Back in the 1970s, around 95 per cent of milk came in glass bottles with foil tops, almost all home delivered by a roving fleet of electric milk floats.

I am old enough to remember, mornings before school, two fresh pints on the front step – sometimes with their lids punctured by opportunistic birds (a problem solved by opportunistic entrepreneurs, who invented protective caps).

Home delivery of milk by horse and cart began in urban areas during the 18th century.

Back then, people would have their pails topped up three times a day.

The first glass milk bottle was patented in 1874, and they started to become popular at the turn of the 20th century.

The growth in home refrigeration in the 1950s reduced demand for daily fresh milk, but the real decline began in the 1990s when supermarkets started selling milk cheaply in plastic cartons.

By 2012, the proportion of milk sold in glass bottles had fallen to just four per cent and home deliveries accounted for just three per cent of sales.

And that is where you might think the story ends.
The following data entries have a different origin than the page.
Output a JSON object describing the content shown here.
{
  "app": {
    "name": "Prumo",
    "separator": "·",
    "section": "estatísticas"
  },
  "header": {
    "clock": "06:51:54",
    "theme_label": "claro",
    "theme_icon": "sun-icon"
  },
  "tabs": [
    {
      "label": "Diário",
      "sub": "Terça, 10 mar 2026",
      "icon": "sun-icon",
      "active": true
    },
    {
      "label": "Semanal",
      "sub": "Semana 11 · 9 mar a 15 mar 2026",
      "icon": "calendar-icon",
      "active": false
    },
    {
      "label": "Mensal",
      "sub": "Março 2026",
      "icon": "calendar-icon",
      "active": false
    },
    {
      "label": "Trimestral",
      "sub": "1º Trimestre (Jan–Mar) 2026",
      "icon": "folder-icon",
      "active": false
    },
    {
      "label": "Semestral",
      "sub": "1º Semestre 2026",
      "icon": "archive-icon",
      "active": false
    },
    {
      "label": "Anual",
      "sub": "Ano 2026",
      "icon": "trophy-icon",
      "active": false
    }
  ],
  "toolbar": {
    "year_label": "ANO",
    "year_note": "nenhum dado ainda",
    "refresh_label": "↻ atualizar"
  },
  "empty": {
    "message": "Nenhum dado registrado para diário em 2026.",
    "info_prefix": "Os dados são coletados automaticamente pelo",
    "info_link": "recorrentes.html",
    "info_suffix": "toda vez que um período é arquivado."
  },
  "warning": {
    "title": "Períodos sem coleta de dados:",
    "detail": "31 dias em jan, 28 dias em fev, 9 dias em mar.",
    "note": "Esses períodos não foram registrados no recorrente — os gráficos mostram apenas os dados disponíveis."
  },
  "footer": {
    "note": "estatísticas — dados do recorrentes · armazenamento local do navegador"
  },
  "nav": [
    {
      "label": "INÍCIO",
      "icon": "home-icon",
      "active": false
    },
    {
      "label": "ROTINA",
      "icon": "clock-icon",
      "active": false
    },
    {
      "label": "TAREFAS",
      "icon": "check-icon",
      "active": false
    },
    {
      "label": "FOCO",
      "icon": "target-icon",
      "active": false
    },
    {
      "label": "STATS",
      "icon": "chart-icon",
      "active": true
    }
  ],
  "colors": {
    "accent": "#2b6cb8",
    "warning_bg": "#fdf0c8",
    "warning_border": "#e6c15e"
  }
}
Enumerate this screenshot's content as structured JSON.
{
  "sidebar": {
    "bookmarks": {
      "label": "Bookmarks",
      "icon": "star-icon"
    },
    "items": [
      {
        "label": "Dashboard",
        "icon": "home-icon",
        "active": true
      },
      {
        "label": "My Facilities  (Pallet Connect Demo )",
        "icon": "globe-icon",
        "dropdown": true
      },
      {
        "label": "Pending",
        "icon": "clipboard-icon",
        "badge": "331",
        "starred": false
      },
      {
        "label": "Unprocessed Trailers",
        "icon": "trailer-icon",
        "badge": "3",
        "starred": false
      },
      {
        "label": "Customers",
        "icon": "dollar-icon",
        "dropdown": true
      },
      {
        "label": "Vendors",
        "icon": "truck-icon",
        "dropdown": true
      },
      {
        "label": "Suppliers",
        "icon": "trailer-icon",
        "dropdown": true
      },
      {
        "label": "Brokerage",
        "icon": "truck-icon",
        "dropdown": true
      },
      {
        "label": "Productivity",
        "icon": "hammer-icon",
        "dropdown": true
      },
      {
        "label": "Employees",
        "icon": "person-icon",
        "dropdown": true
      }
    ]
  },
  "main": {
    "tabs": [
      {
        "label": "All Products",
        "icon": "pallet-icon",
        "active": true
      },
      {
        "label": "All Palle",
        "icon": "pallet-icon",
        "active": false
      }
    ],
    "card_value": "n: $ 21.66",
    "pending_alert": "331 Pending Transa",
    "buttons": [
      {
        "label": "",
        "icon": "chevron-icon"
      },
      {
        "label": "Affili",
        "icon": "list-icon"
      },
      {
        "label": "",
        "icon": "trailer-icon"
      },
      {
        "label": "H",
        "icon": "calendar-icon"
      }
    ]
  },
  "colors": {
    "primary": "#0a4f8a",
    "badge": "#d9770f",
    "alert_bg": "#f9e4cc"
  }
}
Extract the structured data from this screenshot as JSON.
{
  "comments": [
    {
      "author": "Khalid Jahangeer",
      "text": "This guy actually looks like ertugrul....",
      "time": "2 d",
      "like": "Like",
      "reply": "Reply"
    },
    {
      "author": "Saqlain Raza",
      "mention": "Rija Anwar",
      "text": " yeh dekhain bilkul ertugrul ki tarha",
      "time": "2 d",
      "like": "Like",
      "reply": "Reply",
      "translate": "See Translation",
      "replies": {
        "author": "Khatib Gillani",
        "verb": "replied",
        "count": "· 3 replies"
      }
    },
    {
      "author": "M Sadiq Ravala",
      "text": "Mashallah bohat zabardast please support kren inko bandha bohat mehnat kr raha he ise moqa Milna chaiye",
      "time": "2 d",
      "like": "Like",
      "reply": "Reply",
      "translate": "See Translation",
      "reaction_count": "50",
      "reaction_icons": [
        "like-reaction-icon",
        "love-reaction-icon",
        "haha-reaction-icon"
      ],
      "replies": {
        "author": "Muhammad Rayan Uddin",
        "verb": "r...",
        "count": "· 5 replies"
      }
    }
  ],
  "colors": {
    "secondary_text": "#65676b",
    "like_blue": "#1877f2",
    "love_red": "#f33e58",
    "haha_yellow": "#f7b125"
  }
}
But perhaps the humble milk round could make a comeback.

According to Dairy UK, the number of doorstep deliveries stands at 800,000. Some companies, like Woodman’s Dairy in Cardiff, are investing in refurbishing electric milk floats and deliver glass bottles in response to customer demand.

“We’ve had 50 to 100 people call in this week, with 30 to 40 new customers off the internet looking to cut down on their use of plastic,” founder Mark Woodman said recently.
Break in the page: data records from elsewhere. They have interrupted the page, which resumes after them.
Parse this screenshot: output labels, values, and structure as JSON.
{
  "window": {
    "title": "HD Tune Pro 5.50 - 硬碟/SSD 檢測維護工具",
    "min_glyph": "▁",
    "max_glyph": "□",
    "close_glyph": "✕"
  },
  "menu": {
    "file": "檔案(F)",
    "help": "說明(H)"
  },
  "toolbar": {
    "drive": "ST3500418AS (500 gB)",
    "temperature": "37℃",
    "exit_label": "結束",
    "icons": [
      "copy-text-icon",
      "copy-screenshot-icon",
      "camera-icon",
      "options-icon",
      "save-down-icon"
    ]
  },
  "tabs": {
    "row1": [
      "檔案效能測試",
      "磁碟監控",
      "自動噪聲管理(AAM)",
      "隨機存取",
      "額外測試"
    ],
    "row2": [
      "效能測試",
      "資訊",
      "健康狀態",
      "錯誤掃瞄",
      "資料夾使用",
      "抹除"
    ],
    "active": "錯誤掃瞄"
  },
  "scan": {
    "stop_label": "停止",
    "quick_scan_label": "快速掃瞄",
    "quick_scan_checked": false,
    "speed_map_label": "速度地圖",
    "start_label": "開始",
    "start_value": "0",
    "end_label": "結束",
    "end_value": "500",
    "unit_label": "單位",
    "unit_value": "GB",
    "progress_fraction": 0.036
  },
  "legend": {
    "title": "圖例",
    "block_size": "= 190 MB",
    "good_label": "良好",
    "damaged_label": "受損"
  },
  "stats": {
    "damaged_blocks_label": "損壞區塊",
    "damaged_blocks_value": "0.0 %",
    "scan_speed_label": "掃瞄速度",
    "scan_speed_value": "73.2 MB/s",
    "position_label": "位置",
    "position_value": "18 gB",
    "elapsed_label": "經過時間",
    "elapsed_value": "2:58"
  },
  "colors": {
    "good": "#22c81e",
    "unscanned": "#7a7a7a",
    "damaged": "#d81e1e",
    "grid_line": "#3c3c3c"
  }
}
“We’re having a real resurgence over the last couple of years.

“We’re up 30 per cent over the last couple of years, and still a lot of people who are having their milk delivered. We’re selling about 12,000 glass bottles a week.”

Perhaps a locally sourced natural product, sold in reusable containers, and delivered by environmentally friendly electric vehicles 
is more relevant now than ever.

By Guy Cookson, Partner at Hotfoot Design